The Checking stage

At the end of the operating year, you carry out a check on additional time and overtime for the staff and any excess is transferred to the next operating year or is paid as compensation. A final check on the account-coding for the staff is then carried out.

Dependencies on other processes

The workforce planning process is also linked to long-term course planning, budget work, financial reporting and scheduling.

Roles and responsibilities that are important for a complete process

A complete staffing procedure also requires a description of all the roles involved and their respective responsibilities. Examples of roles include the person who has overall responsibility for the entire process, for staff allocation, for course planning and for finances. It is also important to set a deadline for completion of each activity.


Implementing a joint workforce planning process throughout the higher education institution provides many benefits, but can also be a challenge. The procurement of a joint workforce planning system for the institution provides effective support for the introduction. A workforce planning system provides the functions, views and reports required for efficient work on the selected process. A workforce planning system also provides more benefits for the higher education institution. Click on the link for a description of the main benefits of a workforce planning system. designed for higher education institutions. If you currently use proprietary workforce planning solutions such as Excel in some parts of your organisation, you may want to learn about the limitations of workforce planning solutions in Excel.

About the author
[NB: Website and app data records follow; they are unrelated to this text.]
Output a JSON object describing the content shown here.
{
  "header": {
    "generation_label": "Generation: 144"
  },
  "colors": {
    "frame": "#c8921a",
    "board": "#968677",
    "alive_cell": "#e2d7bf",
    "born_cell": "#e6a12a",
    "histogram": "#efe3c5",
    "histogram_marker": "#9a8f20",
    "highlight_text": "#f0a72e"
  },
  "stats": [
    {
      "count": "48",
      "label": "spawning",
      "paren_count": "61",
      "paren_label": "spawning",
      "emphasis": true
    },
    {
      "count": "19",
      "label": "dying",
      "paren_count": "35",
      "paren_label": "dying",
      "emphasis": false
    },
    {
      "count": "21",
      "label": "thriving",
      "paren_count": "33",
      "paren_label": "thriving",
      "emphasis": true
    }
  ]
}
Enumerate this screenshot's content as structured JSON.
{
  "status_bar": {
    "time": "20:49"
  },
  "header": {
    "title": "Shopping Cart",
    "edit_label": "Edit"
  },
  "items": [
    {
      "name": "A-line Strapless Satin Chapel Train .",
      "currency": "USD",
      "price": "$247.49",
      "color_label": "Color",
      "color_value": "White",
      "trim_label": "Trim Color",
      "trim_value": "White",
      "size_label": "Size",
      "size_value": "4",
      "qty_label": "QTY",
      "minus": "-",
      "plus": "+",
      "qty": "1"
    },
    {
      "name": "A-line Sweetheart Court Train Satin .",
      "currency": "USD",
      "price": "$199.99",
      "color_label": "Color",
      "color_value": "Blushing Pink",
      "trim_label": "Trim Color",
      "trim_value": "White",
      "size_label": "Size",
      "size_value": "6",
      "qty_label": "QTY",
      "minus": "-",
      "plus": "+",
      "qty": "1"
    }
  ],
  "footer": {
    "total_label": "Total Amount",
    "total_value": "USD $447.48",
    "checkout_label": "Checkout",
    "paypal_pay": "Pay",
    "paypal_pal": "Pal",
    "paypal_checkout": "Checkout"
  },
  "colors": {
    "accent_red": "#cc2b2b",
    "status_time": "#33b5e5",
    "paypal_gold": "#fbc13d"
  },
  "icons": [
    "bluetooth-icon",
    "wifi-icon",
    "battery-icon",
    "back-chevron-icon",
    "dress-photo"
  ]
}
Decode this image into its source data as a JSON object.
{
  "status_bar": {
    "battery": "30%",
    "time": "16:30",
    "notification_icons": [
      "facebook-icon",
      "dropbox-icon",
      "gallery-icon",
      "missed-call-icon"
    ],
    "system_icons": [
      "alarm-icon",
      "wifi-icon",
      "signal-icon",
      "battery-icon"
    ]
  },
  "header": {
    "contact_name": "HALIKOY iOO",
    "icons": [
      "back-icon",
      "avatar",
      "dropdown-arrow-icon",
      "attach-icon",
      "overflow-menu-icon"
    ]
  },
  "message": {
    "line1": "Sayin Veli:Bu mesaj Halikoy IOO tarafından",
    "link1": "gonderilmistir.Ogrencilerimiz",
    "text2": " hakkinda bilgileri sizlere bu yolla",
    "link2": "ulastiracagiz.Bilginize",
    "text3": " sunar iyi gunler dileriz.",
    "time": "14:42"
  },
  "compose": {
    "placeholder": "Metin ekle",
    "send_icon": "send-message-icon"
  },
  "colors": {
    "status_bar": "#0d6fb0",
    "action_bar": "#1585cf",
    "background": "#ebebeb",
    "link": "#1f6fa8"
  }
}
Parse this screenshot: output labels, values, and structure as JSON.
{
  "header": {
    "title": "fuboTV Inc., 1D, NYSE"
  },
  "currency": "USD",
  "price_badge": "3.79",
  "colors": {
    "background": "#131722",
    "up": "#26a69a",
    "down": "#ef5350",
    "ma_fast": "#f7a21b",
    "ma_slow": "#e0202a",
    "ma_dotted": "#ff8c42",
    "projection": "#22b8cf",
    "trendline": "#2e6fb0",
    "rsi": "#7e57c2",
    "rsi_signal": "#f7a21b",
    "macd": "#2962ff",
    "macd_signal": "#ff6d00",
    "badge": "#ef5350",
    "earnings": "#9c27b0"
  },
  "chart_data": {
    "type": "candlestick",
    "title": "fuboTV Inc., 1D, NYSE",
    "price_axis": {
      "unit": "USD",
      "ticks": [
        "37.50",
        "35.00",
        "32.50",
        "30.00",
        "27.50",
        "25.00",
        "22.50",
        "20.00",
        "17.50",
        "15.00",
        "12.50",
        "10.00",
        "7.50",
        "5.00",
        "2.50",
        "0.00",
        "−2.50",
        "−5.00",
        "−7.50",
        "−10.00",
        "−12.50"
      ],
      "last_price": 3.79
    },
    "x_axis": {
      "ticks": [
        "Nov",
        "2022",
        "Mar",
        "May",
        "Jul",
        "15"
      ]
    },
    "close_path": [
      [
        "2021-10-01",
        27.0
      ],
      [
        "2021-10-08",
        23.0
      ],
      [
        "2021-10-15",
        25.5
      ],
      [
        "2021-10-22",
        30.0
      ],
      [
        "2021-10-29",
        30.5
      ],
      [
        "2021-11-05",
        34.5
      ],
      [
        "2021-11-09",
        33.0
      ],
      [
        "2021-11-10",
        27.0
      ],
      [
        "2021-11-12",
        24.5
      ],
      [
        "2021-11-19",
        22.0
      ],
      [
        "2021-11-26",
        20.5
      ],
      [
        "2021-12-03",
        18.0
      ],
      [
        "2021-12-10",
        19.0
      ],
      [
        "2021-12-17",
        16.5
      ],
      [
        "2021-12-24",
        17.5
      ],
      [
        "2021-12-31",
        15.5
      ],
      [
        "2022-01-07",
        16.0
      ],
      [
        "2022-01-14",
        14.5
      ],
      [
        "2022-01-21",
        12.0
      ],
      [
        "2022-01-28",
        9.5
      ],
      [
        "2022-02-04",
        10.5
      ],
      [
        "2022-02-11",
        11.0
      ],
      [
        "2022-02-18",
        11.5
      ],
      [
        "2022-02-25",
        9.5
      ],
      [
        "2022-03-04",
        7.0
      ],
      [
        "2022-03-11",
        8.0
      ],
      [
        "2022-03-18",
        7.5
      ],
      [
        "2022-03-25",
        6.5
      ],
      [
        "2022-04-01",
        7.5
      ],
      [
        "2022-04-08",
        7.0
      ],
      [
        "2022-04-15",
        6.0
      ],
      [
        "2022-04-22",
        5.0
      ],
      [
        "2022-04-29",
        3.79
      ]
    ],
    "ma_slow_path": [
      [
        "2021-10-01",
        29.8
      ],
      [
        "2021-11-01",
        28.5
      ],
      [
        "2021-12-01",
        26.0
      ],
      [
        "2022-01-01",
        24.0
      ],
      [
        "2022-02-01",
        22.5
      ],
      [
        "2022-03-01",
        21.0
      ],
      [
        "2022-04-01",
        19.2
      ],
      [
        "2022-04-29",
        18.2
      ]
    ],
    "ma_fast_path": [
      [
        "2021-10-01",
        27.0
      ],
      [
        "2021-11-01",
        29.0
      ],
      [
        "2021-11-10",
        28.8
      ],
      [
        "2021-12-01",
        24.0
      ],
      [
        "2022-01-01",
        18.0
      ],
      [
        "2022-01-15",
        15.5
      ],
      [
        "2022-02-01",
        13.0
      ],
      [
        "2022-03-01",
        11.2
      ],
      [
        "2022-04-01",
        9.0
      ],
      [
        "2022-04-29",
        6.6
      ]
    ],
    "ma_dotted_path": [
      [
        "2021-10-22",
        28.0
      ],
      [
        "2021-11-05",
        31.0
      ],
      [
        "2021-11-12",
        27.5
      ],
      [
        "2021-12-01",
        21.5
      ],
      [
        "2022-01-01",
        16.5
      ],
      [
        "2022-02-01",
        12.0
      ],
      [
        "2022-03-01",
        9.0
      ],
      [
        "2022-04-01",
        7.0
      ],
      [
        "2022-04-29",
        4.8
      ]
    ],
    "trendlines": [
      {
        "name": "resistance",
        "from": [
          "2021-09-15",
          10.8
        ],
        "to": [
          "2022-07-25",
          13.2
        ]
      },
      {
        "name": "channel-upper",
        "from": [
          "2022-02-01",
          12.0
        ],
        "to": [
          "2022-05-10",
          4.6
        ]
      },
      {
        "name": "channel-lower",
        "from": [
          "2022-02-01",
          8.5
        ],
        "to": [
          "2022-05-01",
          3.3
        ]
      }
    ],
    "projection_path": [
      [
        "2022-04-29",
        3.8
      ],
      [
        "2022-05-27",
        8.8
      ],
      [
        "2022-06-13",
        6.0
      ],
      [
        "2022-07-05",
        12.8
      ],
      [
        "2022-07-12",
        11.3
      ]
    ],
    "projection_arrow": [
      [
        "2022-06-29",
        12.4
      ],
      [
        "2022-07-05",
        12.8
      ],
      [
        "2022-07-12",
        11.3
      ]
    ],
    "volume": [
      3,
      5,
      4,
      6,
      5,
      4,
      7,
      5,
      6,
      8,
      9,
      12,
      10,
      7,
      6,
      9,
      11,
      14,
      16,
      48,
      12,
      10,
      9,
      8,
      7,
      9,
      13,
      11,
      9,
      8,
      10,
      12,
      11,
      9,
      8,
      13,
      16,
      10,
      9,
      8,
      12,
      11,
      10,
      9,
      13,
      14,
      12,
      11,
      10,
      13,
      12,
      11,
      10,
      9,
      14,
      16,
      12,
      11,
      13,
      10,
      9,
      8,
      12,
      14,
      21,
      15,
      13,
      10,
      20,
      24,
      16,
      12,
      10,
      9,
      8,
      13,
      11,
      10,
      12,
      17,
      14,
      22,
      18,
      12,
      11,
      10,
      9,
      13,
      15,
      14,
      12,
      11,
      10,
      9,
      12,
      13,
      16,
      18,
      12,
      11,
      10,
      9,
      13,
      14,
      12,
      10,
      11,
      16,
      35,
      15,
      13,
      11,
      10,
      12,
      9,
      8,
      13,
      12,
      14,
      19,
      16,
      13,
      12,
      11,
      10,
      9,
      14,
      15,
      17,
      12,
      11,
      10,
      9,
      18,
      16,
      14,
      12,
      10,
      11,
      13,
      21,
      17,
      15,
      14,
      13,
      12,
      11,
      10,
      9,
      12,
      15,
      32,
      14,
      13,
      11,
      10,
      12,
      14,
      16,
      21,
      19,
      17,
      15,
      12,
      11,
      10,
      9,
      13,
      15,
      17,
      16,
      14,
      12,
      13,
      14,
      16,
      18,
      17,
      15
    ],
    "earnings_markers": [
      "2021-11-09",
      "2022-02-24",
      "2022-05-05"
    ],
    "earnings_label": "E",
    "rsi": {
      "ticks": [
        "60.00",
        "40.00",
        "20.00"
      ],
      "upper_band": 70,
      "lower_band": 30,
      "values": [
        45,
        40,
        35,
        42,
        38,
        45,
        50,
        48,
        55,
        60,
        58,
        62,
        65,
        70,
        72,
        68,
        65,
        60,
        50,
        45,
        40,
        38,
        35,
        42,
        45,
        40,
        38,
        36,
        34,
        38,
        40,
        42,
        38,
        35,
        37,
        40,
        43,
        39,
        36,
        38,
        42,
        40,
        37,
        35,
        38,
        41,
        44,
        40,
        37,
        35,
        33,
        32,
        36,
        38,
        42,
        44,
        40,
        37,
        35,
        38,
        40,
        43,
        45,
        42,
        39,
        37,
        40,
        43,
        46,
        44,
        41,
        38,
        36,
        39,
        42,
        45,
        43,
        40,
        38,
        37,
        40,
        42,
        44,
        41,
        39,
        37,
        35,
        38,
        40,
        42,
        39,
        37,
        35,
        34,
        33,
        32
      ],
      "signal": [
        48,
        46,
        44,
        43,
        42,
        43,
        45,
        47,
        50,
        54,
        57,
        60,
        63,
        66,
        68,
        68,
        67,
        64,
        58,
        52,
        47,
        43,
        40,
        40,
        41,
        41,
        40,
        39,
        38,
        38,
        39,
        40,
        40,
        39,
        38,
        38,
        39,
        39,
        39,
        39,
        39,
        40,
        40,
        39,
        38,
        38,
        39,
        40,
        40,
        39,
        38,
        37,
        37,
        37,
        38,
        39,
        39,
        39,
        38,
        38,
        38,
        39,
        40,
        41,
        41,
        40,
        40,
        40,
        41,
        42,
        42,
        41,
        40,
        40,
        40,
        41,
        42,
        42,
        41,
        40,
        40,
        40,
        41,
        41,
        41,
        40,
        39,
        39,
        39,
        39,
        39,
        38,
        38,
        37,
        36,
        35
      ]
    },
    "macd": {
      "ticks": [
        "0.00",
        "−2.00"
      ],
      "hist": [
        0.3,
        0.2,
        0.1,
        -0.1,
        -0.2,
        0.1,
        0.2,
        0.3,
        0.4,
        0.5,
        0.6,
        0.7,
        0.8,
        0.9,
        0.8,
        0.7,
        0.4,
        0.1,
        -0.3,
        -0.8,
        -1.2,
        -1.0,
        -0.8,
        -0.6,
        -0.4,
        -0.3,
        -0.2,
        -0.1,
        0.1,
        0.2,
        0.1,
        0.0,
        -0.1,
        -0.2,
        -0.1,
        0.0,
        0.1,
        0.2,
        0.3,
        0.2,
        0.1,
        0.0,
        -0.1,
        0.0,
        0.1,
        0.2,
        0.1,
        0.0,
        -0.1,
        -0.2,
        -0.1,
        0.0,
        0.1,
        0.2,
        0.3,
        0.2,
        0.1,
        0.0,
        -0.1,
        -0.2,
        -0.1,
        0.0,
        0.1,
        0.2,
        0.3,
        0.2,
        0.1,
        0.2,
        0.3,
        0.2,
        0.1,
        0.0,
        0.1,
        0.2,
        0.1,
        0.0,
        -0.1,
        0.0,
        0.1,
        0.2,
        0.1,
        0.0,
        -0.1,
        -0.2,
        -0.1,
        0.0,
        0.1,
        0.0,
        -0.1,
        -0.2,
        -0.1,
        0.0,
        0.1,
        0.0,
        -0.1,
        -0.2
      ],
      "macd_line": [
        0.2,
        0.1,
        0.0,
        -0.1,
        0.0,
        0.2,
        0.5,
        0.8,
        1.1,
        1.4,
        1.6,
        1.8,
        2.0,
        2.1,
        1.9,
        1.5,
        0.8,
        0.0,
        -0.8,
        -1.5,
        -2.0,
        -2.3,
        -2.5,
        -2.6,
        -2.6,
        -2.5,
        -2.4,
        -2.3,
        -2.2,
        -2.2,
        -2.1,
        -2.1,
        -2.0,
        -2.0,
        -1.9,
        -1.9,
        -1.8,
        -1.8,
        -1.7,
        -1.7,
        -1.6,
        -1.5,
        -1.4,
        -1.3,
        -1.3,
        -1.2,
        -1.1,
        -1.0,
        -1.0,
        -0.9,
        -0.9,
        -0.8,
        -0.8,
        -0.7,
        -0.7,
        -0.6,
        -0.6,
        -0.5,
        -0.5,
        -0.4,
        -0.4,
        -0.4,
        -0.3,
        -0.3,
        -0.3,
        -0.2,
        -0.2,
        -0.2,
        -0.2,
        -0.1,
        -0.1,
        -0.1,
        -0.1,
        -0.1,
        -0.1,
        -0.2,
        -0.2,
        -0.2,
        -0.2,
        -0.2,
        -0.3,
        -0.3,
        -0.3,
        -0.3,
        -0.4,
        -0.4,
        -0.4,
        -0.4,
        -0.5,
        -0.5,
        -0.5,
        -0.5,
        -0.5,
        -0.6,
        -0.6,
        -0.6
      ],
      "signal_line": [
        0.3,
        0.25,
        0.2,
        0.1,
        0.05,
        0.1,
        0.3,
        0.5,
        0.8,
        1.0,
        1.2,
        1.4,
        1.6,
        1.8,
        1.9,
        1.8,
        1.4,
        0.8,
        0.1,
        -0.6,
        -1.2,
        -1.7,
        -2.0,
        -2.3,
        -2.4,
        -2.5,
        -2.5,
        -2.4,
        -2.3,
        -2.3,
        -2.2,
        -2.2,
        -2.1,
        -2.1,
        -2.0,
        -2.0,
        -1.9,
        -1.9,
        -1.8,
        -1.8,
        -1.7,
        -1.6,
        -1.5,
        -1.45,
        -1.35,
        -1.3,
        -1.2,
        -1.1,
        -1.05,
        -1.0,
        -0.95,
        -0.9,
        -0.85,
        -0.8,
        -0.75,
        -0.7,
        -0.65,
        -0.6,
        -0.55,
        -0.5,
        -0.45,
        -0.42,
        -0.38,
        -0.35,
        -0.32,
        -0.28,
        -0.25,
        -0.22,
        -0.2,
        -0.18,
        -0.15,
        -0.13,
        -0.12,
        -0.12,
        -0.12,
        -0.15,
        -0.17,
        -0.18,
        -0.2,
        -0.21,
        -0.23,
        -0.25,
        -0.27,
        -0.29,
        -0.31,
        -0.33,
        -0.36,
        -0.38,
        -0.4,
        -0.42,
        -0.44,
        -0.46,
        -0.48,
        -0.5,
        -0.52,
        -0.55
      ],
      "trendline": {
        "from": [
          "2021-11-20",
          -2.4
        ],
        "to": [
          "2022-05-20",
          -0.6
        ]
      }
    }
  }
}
Jens Apelgren has over ten years’ experience in workforce planning at higher education institutions and has personally introduced workforce planning systems at 18 different institutions. Jens is CEO of Retendo AB, which offers systems to streamline administration for both higher education institutions and project-oriented companies. Jens is closely involved in the development of Retendo’s workforce planning system.